Segment Start: INPUT

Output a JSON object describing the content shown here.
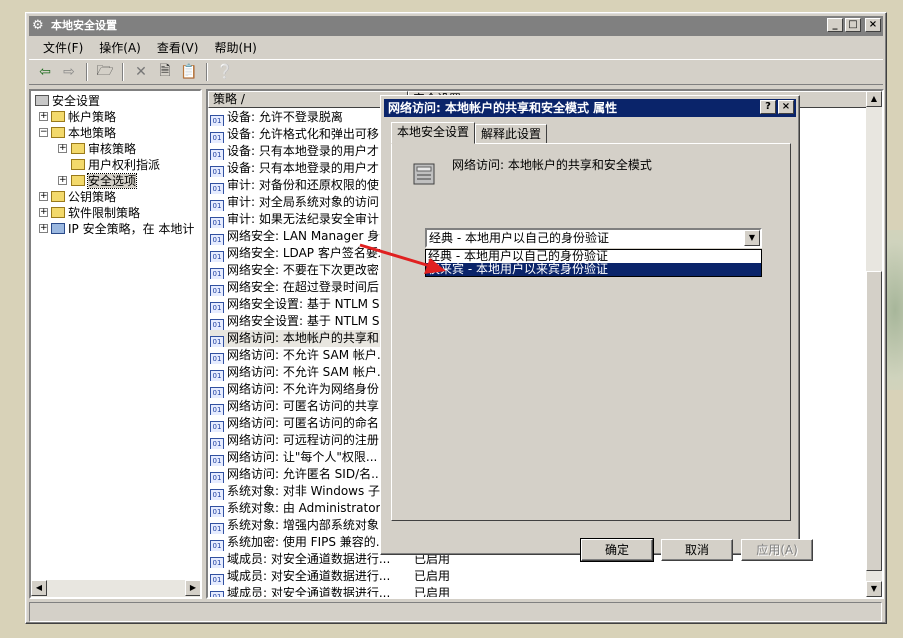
{
  "window": {
    "title": "本地安全设置",
    "min": "_",
    "max": "□",
    "close": "×"
  },
  "menu": [
    "文件(F)",
    "操作(A)",
    "查看(V)",
    "帮助(H)"
  ],
  "tree": {
    "root": "安全设置",
    "items": [
      "帐户策略",
      "本地策略",
      "审核策略",
      "用户权利指派",
      "安全选项",
      "公钥策略",
      "软件限制策略",
      "IP 安全策略，在 本地计"
    ]
  },
  "list": {
    "col_policy": "策略 /",
    "col_setting": "安全设置",
    "rows": [
      "设备: 允许不登录脱离",
      "设备: 允许格式化和弹出可移...",
      "设备: 只有本地登录的用户才...",
      "设备: 只有本地登录的用户才...",
      "审计: 对备份和还原权限的使...",
      "审计: 对全局系统对象的访问...",
      "审计: 如果无法纪录安全审计...",
      "网络安全: LAN Manager 身份...",
      "网络安全: LDAP 客户签名要求",
      "网络安全: 不要在下次更改密...",
      "网络安全: 在超过登录时间后...",
      "网络安全设置: 基于 NTLM SS...",
      "网络安全设置: 基于 NTLM SS...",
      "网络访问: 本地帐户的共享和...",
      "网络访问: 不允许 SAM 帐户...",
      "网络访问: 不允许 SAM 帐户...",
      "网络访问: 不允许为网络身份...",
      "网络访问: 可匿名访问的共享",
      "网络访问: 可匿名访问的命名...",
      "网络访问: 可远程访问的注册...",
      "网络访问: 让\"每个人\"权限...",
      "网络访问: 允许匿名 SID/名...",
      "系统对象: 对非 Windows 子...",
      "系统对象: 由 Administrator...",
      "系统对象: 增强内部系统对象...",
      "系统加密: 使用 FIPS 兼容的...",
      "域成员: 对安全通道数据进行...",
      "域成员: 对安全通道数据进行...",
      "域成员: 对安全通道数据进行..."
    ],
    "values": {
      "26": "已启用",
      "27": "已启用",
      "28": "已启用"
    }
  },
  "dialog": {
    "title": "网络访问: 本地帐户的共享和安全模式 属性",
    "help": "?",
    "close": "×",
    "tabs": [
      "本地安全设置",
      "解释此设置"
    ],
    "policy_name": "网络访问: 本地帐户的共享和安全模式",
    "combo_value": "经典 - 本地用户以自己的身份验证",
    "options": [
      "经典 - 本地用户以自己的身份验证",
      "仅来宾 - 本地用户以来宾身份验证"
    ],
    "ok": "确定",
    "cancel": "取消",
    "apply": "应用(A)"
  },
  "colors": {
    "title_inactive": "#808080",
    "title_active": "#0a246a",
    "arrow": "#e02020"
  }
}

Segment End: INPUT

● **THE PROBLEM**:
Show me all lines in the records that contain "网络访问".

● **SOLUTION TO THE EXERCISE**:
      "网络访问: 本地帐户的共享和...",
      "网络访问: 不允许 SAM 帐户...",
      "网络访问: 不允许 SAM 帐户...",
      "网络访问: 不允许为网络身份...",
      "网络访问: 可匿名访问的共享",
      "网络访问: 可匿名访问的命名...",
      "网络访问: 可远程访问的注册...",
      "网络访问: 让\"每个人\"权限...",
      "网络访问: 允许匿名 SID/名...",
    "title": "网络访问: 本地帐户的共享和安全模式 属性",
    "policy_name": "网络访问: 本地帐户的共享和安全模式",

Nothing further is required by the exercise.